Gifts should celebrate the bond between two people, so we should design experiences that unlock and explore this natural yet powerful desire to connect, physically or digitally.
https://knackshops.com offers a great example of how to do it well.
In our product choices, we humans crave a complex mix of familiarity and newness. We know what we like, but we're also keen to seek out new experiences. Brands should embrace this, offering a small range of product choices that are either immovable, or variable.
UK eatery Honest Burgers do a great job here, providing a small number of always-on-the-menu burger options alongside other burgers that change by month or by store location.
Where can you provide this mix in the product choices you present to users? First, define what products or features should *never* change.
Second, how you can encourage curiosity and exploration with new ideas, driven by cross-brand collaboration, season or a new technology or ingredient, for instance?
There are many ways to convey scarcity. If you have a range of products that are all similar in certain characteristics, consider exploring how a limited edition can feel especially valuable through the use of contrast. This contrast can come in a variety of ways.
For example, consider visual contrast, launching a rare black item amongst an otherwise white collection, for instance. What visual characteristics do your family of products all possess? How might you play with these consistencies and offer something unique that breaks the mold on purpose to get peoples' attention?
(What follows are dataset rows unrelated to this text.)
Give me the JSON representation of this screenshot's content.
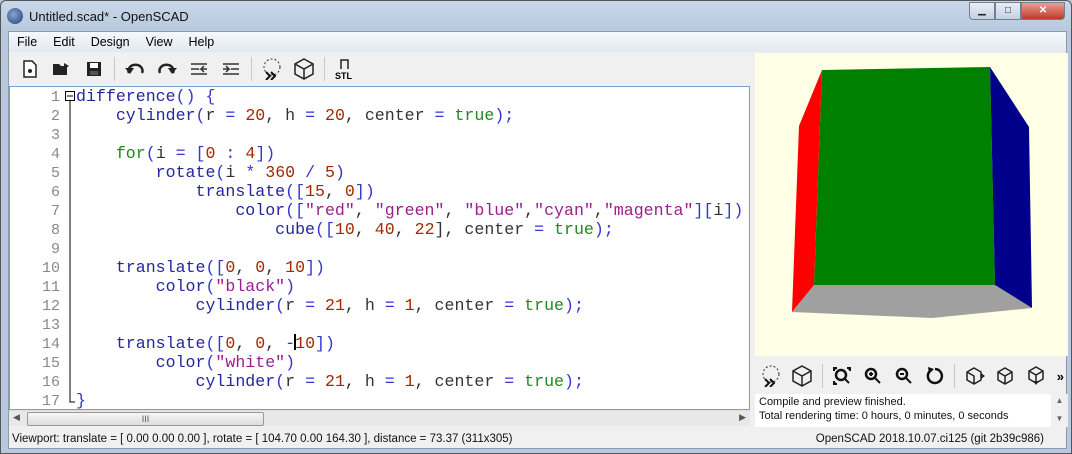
{
  "window": {
    "title": "Untitled.scad* - OpenSCAD",
    "minimize": "▁",
    "maximize": "□",
    "close": "✕"
  },
  "menu": [
    "File",
    "Edit",
    "Design",
    "View",
    "Help"
  ],
  "toolbar": {
    "stl_label": "STL"
  },
  "editor": {
    "line_numbers": [
      "1",
      "2",
      "3",
      "4",
      "5",
      "6",
      "7",
      "8",
      "9",
      "10",
      "11",
      "12",
      "13",
      "14",
      "15",
      "16",
      "17"
    ],
    "lines": [
      [
        [
          "difference",
          "kw"
        ],
        [
          "() {",
          "p"
        ]
      ],
      [
        [
          "    cylinder",
          "kw"
        ],
        [
          "(",
          "p"
        ],
        [
          "r",
          "id"
        ],
        [
          " = ",
          "op"
        ],
        [
          "20",
          "num"
        ],
        [
          ", ",
          "id"
        ],
        [
          "h",
          "id"
        ],
        [
          " = ",
          "op"
        ],
        [
          "20",
          "num"
        ],
        [
          ", center ",
          "id"
        ],
        [
          "= ",
          "op"
        ],
        [
          "true",
          "bool"
        ],
        [
          ");",
          "p"
        ]
      ],
      [],
      [
        [
          "    for",
          "bool"
        ],
        [
          "(",
          "p"
        ],
        [
          "i",
          "id"
        ],
        [
          " = [",
          "p"
        ],
        [
          "0",
          "num"
        ],
        [
          " : ",
          "p"
        ],
        [
          "4",
          "num"
        ],
        [
          "])",
          "p"
        ]
      ],
      [
        [
          "        rotate",
          "kw"
        ],
        [
          "(",
          "p"
        ],
        [
          "i",
          "id"
        ],
        [
          " * ",
          "p"
        ],
        [
          "360",
          "num"
        ],
        [
          " / ",
          "p"
        ],
        [
          "5",
          "num"
        ],
        [
          ")",
          "p"
        ]
      ],
      [
        [
          "            translate",
          "kw"
        ],
        [
          "([",
          "p"
        ],
        [
          "15",
          "num"
        ],
        [
          ", ",
          "id"
        ],
        [
          "0",
          "num"
        ],
        [
          "])",
          "p"
        ]
      ],
      [
        [
          "                color",
          "kw"
        ],
        [
          "([",
          "p"
        ],
        [
          "\"red\"",
          "str"
        ],
        [
          ", ",
          "id"
        ],
        [
          "\"green\"",
          "str"
        ],
        [
          ", ",
          "id"
        ],
        [
          "\"blue\"",
          "str"
        ],
        [
          ",",
          "id"
        ],
        [
          "\"cyan\"",
          "str"
        ],
        [
          ",",
          "id"
        ],
        [
          "\"magenta\"",
          "str"
        ],
        [
          "][",
          "p"
        ],
        [
          "i",
          "id"
        ],
        [
          "])",
          "p"
        ]
      ],
      [
        [
          "                    cube",
          "kw"
        ],
        [
          "([",
          "p"
        ],
        [
          "10",
          "num"
        ],
        [
          ", ",
          "id"
        ],
        [
          "40",
          "num"
        ],
        [
          ", ",
          "id"
        ],
        [
          "22",
          "num"
        ],
        [
          "], center ",
          "id"
        ],
        [
          "= ",
          "op"
        ],
        [
          "true",
          "bool"
        ],
        [
          ");",
          "p"
        ]
      ],
      [],
      [
        [
          "    translate",
          "kw"
        ],
        [
          "([",
          "p"
        ],
        [
          "0",
          "num"
        ],
        [
          ", ",
          "id"
        ],
        [
          "0",
          "num"
        ],
        [
          ", ",
          "id"
        ],
        [
          "10",
          "num"
        ],
        [
          "])",
          "p"
        ]
      ],
      [
        [
          "        color",
          "kw"
        ],
        [
          "(",
          "p"
        ],
        [
          "\"black\"",
          "str"
        ],
        [
          ")",
          "p"
        ]
      ],
      [
        [
          "            cylinder",
          "kw"
        ],
        [
          "(",
          "p"
        ],
        [
          "r",
          "id"
        ],
        [
          " = ",
          "op"
        ],
        [
          "21",
          "num"
        ],
        [
          ", ",
          "id"
        ],
        [
          "h",
          "id"
        ],
        [
          " = ",
          "op"
        ],
        [
          "1",
          "num"
        ],
        [
          ", center ",
          "id"
        ],
        [
          "= ",
          "op"
        ],
        [
          "true",
          "bool"
        ],
        [
          ");",
          "p"
        ]
      ],
      [],
      [
        [
          "    translate",
          "kw"
        ],
        [
          "([",
          "p"
        ],
        [
          "0",
          "num"
        ],
        [
          ", ",
          "id"
        ],
        [
          "0",
          "num"
        ],
        [
          ", ",
          "id"
        ],
        [
          "-",
          "p"
        ],
        [
          "|",
          "cursor"
        ],
        [
          "10",
          "num"
        ],
        [
          "])",
          "p"
        ]
      ],
      [
        [
          "        color",
          "kw"
        ],
        [
          "(",
          "p"
        ],
        [
          "\"white\"",
          "str"
        ],
        [
          ")",
          "p"
        ]
      ],
      [
        [
          "            cylinder",
          "kw"
        ],
        [
          "(",
          "p"
        ],
        [
          "r",
          "id"
        ],
        [
          " = ",
          "op"
        ],
        [
          "21",
          "num"
        ],
        [
          ", ",
          "id"
        ],
        [
          "h",
          "id"
        ],
        [
          " = ",
          "op"
        ],
        [
          "1",
          "num"
        ],
        [
          ", center ",
          "id"
        ],
        [
          "= ",
          "op"
        ],
        [
          "true",
          "bool"
        ],
        [
          ");",
          "p"
        ]
      ],
      [
        [
          "}",
          "p"
        ]
      ]
    ]
  },
  "scrollbar": {
    "grip": "III",
    "left": "◀",
    "right": "▶"
  },
  "console": {
    "line1": "Compile and preview finished.",
    "line2": "Total rendering time: 0 hours, 0 minutes, 0 seconds",
    "up": "▲",
    "down": "▼"
  },
  "view_toolbar": {
    "more": "»"
  },
  "status": {
    "viewport": "Viewport: translate = [ 0.00 0.00 0.00 ], rotate = [ 104.70 0.00 164.30 ], distance = 73.37 (311x305)",
    "version": "OpenSCAD 2018.10.07.ci125 (git 2b39c986)"
  },
  "colors": {
    "viewport_bg": "#ffffe5",
    "red": "#ff0000",
    "green": "#008000",
    "blue": "#00008b",
    "gray": "#a0a0a0"
  }
}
Alternatively, consider contrast in manufacture, whereby scarcity and uniqueness is inferred by the methods used to create the product. A good example of this is Swedish gourmet liquorice maker Lakrids by Bülow.
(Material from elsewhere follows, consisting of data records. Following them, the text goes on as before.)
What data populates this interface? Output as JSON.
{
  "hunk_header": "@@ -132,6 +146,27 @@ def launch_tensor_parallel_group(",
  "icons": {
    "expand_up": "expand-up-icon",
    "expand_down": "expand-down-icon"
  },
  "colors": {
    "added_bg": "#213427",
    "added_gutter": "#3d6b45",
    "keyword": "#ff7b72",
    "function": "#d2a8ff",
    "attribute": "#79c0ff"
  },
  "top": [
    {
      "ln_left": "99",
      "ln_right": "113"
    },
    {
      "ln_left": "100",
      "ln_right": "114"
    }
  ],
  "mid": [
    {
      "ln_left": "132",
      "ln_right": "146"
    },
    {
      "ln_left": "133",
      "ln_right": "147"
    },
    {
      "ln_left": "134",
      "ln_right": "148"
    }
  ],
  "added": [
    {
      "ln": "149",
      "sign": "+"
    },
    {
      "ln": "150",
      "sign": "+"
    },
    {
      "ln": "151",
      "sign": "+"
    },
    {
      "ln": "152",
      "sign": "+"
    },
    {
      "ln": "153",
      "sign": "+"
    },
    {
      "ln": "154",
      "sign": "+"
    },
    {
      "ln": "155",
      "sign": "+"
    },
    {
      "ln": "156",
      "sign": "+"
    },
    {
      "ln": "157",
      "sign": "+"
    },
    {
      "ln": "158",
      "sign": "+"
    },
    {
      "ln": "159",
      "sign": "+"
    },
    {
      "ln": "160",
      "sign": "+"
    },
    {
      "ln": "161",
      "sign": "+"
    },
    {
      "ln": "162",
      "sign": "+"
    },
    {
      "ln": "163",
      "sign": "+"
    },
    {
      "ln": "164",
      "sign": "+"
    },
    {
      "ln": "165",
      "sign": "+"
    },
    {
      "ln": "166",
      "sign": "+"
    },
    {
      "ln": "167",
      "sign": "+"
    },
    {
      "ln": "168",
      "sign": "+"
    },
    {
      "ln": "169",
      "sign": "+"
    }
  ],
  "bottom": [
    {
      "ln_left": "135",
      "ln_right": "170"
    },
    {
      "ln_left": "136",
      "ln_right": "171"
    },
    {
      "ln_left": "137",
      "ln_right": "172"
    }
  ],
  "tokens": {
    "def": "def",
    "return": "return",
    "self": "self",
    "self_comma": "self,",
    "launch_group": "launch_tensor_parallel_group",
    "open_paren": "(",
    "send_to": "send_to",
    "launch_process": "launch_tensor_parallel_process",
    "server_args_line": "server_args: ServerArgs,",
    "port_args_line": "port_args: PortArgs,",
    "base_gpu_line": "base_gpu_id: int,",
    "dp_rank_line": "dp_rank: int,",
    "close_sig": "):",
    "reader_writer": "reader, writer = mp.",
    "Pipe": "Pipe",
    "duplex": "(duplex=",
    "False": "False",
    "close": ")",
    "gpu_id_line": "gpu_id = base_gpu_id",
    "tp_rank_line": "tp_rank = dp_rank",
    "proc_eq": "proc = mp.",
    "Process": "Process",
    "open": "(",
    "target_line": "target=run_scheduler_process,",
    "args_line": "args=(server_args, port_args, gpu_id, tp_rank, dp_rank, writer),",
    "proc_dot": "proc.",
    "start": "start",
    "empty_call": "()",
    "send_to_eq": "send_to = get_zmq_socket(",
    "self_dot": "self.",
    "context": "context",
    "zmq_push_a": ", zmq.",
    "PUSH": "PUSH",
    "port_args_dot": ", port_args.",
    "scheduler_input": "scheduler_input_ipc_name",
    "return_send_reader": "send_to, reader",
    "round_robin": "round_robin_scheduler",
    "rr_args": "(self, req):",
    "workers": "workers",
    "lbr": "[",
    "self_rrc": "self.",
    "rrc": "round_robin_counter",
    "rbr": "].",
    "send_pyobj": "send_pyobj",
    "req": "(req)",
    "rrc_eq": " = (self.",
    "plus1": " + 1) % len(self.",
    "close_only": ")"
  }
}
For their 14th anniversary, they produced a limited run of "slow crafted" liquorice, based on an original recipe by the founder back in 2007. Both the process and the resulting sweet (with its textures and flavours) are distinct from the vast array of other products it sells, creating an enchanting, hard to acquire product that really celebrates the high end credentials of the brand.
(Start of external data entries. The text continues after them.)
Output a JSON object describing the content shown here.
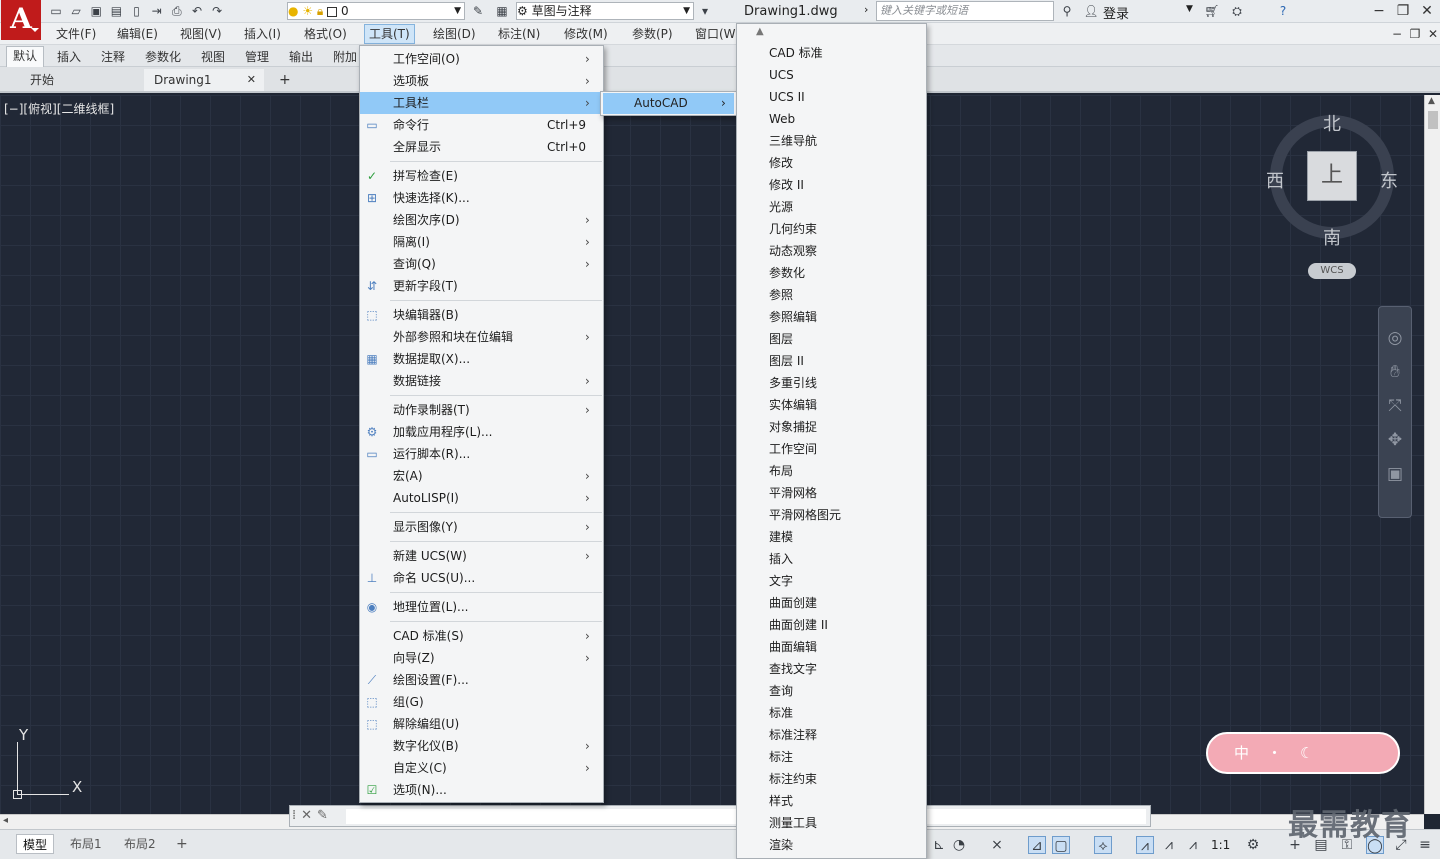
{
  "app": {
    "logo_letter": "A",
    "document_title": "Drawing1.dwg",
    "search_placeholder": "键入关键字或短语",
    "login_label": "登录",
    "layer_value": "0",
    "workspace_value": "草图与注释"
  },
  "menubar": [
    "文件(F)",
    "编辑(E)",
    "视图(V)",
    "插入(I)",
    "格式(O)",
    "工具(T)",
    "绘图(D)",
    "标注(N)",
    "修改(M)",
    "参数(P)",
    "窗口(W"
  ],
  "ribbon_tabs": [
    "默认",
    "插入",
    "注释",
    "参数化",
    "视图",
    "管理",
    "输出",
    "附加"
  ],
  "file_tabs": {
    "start": "开始",
    "drawing": "Drawing1",
    "close": "✕",
    "new": "+"
  },
  "viewport": {
    "view_label": "[−][俯视][二维线框]",
    "compass": {
      "north": "北",
      "south": "南",
      "east": "东",
      "west": "西",
      "top_face": "上"
    },
    "wcs_label": "WCS",
    "ucs_x": "X",
    "ucs_y": "Y"
  },
  "tools_menu": [
    {
      "label": "工作空间(O)",
      "submenu": true
    },
    {
      "label": "选项板",
      "submenu": true
    },
    {
      "label": "工具栏",
      "submenu": true,
      "highlighted": true
    },
    {
      "label": "命令行",
      "shortcut": "Ctrl+9",
      "icon": "command-line-icon"
    },
    {
      "label": "全屏显示",
      "shortcut": "Ctrl+0"
    },
    {
      "separator": true
    },
    {
      "label": "拼写检查(E)",
      "icon": "spell-check-icon"
    },
    {
      "label": "快速选择(K)...",
      "icon": "quick-select-icon"
    },
    {
      "label": "绘图次序(D)",
      "submenu": true
    },
    {
      "label": "隔离(I)",
      "submenu": true
    },
    {
      "label": "查询(Q)",
      "submenu": true
    },
    {
      "label": "更新字段(T)",
      "icon": "update-field-icon"
    },
    {
      "separator": true
    },
    {
      "label": "块编辑器(B)",
      "icon": "block-editor-icon"
    },
    {
      "label": "外部参照和块在位编辑",
      "submenu": true
    },
    {
      "label": "数据提取(X)...",
      "icon": "data-extraction-icon"
    },
    {
      "label": "数据链接",
      "submenu": true
    },
    {
      "separator": true
    },
    {
      "label": "动作录制器(T)",
      "submenu": true
    },
    {
      "label": "加载应用程序(L)...",
      "icon": "load-application-icon"
    },
    {
      "label": "运行脚本(R)...",
      "icon": "run-script-icon"
    },
    {
      "label": "宏(A)",
      "submenu": true
    },
    {
      "label": "AutoLISP(I)",
      "submenu": true
    },
    {
      "separator": true
    },
    {
      "label": "显示图像(Y)",
      "submenu": true
    },
    {
      "separator": true
    },
    {
      "label": "新建 UCS(W)",
      "submenu": true
    },
    {
      "label": "命名 UCS(U)...",
      "icon": "named-ucs-icon"
    },
    {
      "separator": true
    },
    {
      "label": "地理位置(L)...",
      "icon": "globe-icon"
    },
    {
      "separator": true
    },
    {
      "label": "CAD 标准(S)",
      "submenu": true
    },
    {
      "label": "向导(Z)",
      "submenu": true
    },
    {
      "label": "绘图设置(F)...",
      "icon": "drafting-settings-icon"
    },
    {
      "label": "组(G)",
      "icon": "group-icon"
    },
    {
      "label": "解除编组(U)",
      "icon": "ungroup-icon"
    },
    {
      "label": "数字化仪(B)",
      "submenu": true
    },
    {
      "label": "自定义(C)",
      "submenu": true
    },
    {
      "label": "选项(N)...",
      "icon": "options-check-icon"
    }
  ],
  "toolbar_submenu": {
    "label": "AutoCAD"
  },
  "toolbar_list": [
    "CAD 标准",
    "UCS",
    "UCS II",
    "Web",
    "三维导航",
    "修改",
    "修改 II",
    "光源",
    "几何约束",
    "动态观察",
    "参数化",
    "参照",
    "参照编辑",
    "图层",
    "图层 II",
    "多重引线",
    "实体编辑",
    "对象捕捉",
    "工作空间",
    "布局",
    "平滑网格",
    "平滑网格图元",
    "建模",
    "插入",
    "文字",
    "曲面创建",
    "曲面创建 II",
    "曲面编辑",
    "查找文字",
    "查询",
    "标准",
    "标准注释",
    "标注",
    "标注约束",
    "样式",
    "测量工具",
    "渲染"
  ],
  "command_line": {
    "placeholder": ""
  },
  "layout_tabs": [
    "模型",
    "布局1",
    "布局2"
  ],
  "status": {
    "scale": "1:1"
  },
  "sticker": {
    "text": "中・☾"
  },
  "watermark": "最需教育",
  "colors": {
    "highlight": "#91c9f7",
    "canvas": "#212836",
    "logo": "#c01b1b"
  }
}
Where can you use contrast both dramatically and sparingly to harness the unique power of your brand along with its consistencies and processes?
Allowing customers to tailor your product to their needs is central to feelings of meaningful ownership and long-term attachment to the brand.
However, if you allow for an IKEA effect in your product, how can you underline its uniqueness in your messaging? Letting customers know what is uniquely theirs and no-one else's will enrich the creative process further and heighten perceived value.
Too much choice can overwhelm, heightening feelings that we've not made the best choice, whatever we choose. This is especially the case for those unfamiliar with a product range or market. And with every choice added, this lack of confidence worsens.
At the same time, a sensible amount of well-designed choice allows companies to provide consistently for a range of clearly-distinct tastes. For instance, offering one option for newcomers and another couple for pro customers would allow people to both easily get started and progress with your range.
Set a high bar around expectations of just how much value each product adds to the range. How can you design a carefully-considered range of choices to create clarity, ease of comparison and therefore purchase?
Consider how your range is currently designed? How many options are there? Could it be simplified in any way? Even reducing the range by a small amount means that you're having consumers do less comparative cognitive processing.
Remember that a failure by your product team to do the hard work of simplifying bewildering choice once means your consumers will be doing this work every single time they see your range, increasing analysis paralysis, reducing choice confidence and ultimately leading consumers to associate your brand with confusion and stress. Then, when a competitor comes along with a clear set of choices, bewildered consumers will jump ship.
Don't let this happen to you. Offer a small number of choices that are distinct and easy to understand.